As a Nigerian American woman, I didn’t grow up learning about my own people as having a legacy of colonial resistance, much of what I learned regarding liberation was regarding African Americans which at the time growing up was both liberating to see people who looked like me take strong stances, but at the same time distancing, because I knew this wasn’t exactly “my” history. This is why Adichie’s viral moment strikes a particular core with me.  Her inserting herself as an African woman in the fight against white supremacy/racism is particularly inspiring and I hope gives more Africans, especially African women on the continent, have the courage to become vocal resisting oppression. We don’t need to be divided by country or history as Black people we are all here collectively experiencing an injustice that is rooted in resource extraction, colonization, exploitation and slavery that still exist on the continent and across the diaspora. So thank you again Chimamanda for being fearless, for speaking truth to power and for being unapologetically black.


Writer Biography:

Adanna Eke (@a.a.eke) is a health justice advocate, she currently is the Creative Director of The ARISE Africa Foundation (@theariseafricafoundation), which seeks to destigmatize the conversation around sex and sexual health in Nigeria and increase the amount of STD/ STI testing in the country. She is also a self proclaimed "Afro-futurist" and certified “Top Oga” behind the Love & -Isms blog (


Find Adanna on social media:

Instagram: @A.A.Eke

Twitter: @loveandisms

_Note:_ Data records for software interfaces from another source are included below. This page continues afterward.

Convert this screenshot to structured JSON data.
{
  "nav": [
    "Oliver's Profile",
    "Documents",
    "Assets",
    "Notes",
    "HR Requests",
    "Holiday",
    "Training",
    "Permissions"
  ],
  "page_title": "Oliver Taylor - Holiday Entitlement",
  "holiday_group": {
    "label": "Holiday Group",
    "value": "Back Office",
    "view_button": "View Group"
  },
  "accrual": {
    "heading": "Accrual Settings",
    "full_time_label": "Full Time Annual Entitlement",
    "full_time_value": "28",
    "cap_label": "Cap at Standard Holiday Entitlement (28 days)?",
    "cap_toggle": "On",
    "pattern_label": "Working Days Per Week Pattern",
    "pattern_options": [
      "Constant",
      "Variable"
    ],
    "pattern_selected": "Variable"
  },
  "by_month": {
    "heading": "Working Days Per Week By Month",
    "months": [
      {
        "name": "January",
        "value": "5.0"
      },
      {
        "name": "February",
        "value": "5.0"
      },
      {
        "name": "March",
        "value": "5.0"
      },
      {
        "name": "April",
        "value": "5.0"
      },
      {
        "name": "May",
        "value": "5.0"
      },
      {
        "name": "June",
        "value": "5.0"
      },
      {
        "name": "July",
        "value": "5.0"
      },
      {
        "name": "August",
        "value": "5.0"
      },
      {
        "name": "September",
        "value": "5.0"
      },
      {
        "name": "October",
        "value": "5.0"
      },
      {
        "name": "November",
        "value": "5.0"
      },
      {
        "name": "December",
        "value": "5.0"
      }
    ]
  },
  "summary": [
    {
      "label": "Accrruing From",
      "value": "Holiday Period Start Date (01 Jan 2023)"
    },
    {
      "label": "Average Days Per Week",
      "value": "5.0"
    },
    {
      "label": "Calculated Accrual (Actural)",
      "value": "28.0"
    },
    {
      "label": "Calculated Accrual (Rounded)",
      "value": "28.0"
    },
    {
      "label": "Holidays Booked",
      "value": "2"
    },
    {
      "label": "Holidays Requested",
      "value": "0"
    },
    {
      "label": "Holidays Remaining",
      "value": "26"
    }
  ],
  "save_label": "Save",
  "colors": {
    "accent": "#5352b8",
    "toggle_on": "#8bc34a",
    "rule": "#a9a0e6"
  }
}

Note: Chimamanda released a statement after this panel discussion explaining her position further and the BBC's inability to inform her about this panel discussion beforehand.